Assignment:
Among the entries below, copy every line that carries the word "OneSearch".

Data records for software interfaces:
<<<<
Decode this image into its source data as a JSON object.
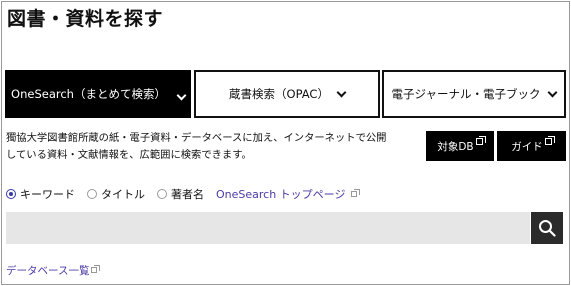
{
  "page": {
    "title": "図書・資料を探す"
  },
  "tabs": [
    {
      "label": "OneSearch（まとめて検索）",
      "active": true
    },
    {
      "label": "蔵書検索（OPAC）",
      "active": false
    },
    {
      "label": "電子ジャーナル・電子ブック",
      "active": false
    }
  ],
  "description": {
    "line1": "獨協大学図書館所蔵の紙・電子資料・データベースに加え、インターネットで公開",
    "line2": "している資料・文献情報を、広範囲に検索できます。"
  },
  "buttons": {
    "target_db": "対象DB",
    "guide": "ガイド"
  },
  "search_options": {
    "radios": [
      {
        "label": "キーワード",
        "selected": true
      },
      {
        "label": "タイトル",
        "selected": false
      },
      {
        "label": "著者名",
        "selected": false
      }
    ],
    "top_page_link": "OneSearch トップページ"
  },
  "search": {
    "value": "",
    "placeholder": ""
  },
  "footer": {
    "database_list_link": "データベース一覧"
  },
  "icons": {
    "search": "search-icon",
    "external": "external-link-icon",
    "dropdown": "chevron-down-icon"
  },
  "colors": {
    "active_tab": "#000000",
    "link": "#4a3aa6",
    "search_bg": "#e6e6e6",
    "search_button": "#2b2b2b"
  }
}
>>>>
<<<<
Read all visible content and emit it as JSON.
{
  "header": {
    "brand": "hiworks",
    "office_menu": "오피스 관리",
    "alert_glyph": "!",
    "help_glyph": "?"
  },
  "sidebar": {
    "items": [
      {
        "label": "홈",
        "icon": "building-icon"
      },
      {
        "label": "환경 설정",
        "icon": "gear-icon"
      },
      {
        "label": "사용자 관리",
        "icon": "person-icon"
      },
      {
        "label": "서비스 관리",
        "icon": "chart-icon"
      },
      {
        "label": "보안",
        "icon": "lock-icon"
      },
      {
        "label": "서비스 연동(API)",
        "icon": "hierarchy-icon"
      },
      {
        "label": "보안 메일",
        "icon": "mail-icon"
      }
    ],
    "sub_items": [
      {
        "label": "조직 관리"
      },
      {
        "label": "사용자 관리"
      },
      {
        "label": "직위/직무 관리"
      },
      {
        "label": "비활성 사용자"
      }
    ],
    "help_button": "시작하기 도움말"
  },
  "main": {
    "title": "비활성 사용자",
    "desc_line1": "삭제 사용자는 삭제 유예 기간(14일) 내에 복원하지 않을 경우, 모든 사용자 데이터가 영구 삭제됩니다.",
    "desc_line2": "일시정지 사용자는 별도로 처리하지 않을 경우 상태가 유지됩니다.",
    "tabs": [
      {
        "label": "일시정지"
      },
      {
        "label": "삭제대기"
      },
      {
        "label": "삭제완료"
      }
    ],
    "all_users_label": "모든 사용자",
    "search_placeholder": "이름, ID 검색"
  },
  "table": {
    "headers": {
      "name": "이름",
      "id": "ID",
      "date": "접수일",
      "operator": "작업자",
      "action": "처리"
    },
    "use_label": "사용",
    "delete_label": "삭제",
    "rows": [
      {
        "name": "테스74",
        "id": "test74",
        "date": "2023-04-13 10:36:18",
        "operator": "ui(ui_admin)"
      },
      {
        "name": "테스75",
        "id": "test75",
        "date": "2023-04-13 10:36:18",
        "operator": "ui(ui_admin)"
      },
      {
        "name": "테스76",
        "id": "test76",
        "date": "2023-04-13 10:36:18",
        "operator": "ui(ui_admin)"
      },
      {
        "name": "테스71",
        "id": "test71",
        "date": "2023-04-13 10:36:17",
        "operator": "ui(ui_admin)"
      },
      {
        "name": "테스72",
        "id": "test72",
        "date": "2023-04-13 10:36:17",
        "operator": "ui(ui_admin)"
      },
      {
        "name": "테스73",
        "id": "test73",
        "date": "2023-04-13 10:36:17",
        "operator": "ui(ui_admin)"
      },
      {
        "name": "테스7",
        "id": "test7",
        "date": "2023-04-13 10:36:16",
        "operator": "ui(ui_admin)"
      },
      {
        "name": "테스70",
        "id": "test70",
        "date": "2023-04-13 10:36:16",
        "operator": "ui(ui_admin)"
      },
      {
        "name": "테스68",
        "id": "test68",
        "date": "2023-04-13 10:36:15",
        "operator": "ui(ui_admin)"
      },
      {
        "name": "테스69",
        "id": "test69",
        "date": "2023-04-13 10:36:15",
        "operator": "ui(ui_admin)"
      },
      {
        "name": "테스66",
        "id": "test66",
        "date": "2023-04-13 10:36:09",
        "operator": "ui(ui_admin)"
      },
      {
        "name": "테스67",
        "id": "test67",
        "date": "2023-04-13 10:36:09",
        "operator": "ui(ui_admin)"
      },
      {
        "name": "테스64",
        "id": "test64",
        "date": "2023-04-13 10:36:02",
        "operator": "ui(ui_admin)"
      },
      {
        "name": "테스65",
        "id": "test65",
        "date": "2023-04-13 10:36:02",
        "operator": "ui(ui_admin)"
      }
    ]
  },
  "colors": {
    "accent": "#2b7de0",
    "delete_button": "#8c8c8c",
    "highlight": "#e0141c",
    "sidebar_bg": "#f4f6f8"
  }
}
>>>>
Your solution:
      "label": "OneSearch（まとめて検索）",
    "top_page_link": "OneSearch トップページ"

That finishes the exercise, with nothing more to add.